Second Primary Tumors in Patients with Gastrointestinal Stromal Tumors: A Single-Center Experience

Kocer M., Muallaoglu S., ÇETİN B. , COŞKUN H. Ş. , KARAHAN N. , GÜRDAL O.

MEDICINA-LITHUANIA, vol.57, no.5, 2021 (Journal Indexed in SCI) identifier identifier

  • Publication Type: Article / Article
  • Volume: 57 Issue: 5
  • Publication Date: 2021
  • Doi Number: 10.3390/medicina57050494
  • Title of Journal : MEDICINA-LITHUANIA


Background and Objectives: In this study, we investigated the frequency and type of second primary malignant tumors (SPMTs) accompanying gastrointestinal stromal tumors (GISTs), patient and tumor characteristics, and follow-up and survival data.
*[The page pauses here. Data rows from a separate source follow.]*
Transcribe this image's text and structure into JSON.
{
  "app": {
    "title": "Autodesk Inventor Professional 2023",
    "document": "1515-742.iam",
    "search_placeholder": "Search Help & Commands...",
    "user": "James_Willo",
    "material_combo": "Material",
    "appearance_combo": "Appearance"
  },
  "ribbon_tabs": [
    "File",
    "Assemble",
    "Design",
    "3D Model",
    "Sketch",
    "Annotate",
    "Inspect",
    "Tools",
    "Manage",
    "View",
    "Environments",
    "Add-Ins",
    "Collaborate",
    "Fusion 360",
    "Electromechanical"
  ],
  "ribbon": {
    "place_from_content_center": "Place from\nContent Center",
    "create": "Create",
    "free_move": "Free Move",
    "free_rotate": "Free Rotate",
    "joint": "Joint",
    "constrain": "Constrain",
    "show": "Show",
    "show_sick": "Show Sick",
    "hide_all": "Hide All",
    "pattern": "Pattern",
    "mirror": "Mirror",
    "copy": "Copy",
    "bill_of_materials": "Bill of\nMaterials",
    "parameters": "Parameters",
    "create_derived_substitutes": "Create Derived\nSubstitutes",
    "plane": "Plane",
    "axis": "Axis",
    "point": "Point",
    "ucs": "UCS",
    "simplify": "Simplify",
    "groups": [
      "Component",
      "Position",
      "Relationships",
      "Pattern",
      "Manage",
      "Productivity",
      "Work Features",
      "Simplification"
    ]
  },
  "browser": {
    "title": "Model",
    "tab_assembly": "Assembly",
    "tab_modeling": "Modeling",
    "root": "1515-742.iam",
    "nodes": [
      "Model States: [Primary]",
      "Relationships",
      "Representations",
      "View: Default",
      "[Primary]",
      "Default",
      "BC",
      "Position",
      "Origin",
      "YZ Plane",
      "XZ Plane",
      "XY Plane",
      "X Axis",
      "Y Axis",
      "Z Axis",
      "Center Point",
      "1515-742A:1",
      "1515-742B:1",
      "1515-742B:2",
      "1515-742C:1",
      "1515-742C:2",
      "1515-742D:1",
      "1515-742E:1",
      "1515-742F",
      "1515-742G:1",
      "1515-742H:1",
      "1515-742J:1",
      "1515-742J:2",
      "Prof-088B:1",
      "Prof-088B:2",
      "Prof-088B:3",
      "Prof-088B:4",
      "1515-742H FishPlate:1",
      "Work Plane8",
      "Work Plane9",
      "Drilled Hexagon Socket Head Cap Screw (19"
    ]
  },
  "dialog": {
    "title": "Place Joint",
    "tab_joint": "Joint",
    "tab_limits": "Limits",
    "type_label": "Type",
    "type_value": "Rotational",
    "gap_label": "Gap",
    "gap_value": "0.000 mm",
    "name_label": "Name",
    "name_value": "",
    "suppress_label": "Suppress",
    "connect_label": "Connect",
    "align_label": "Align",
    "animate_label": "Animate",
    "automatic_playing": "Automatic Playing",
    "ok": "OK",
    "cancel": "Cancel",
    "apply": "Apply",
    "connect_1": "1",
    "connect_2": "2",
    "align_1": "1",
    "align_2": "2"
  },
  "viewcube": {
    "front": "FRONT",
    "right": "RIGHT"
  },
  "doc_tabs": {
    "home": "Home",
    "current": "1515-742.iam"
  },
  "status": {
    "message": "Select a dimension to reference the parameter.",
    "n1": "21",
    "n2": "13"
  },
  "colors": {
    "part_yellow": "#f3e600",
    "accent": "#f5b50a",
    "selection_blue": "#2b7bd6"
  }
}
Materials and Methods: We included 20 patients with SPMTs from a total of 103 patients with GISTs in a single center in Turkey. At the time of GIST diagnosis, patient age, sex, presentation symptoms, localization, pathological features of the tumor, stage, recurrence risk scoring for localized disease, treatments received, time of SPMT association, follow-up times, and survival analysis were recorded for each patient. Localization, histopathology, and stage of SPMT accompanying GISTs were also recorded accordingly. Results: SPMT was detected in 19.4% of patients with GISTs. Of the patients, 50% were men and 50% were women. The mean age at the time of diagnosis of GIST was 63.8 +/- 10.81 years (range: 39-77 years). Of the GISTs, 60% were localized in the stomach, 25% in the small intestine, and 70% were at low risk. Of the SPMTs, 60% were in the gastrointestinal system. SPMTs were diagnosed as synchronous with GISTs in 50% of the patients. The mean follow-up period of the patients from the diagnosis of GIST was 45.6 (0.43-129.6) months. When the data were finalized, 5% died due to GIST, 35% died due to SPMT, and 15% died due to non-disease-related causes. Conclusions: SPMT was detected in 19.4% of patients with GISTs. GISTs were frequently located in the stomach, and most of them were at low risk. The most common SPMTs were gastrointestinal system tumors, and their coexistence was found to be synchronous. Most patients died due to SPMT during follow-up.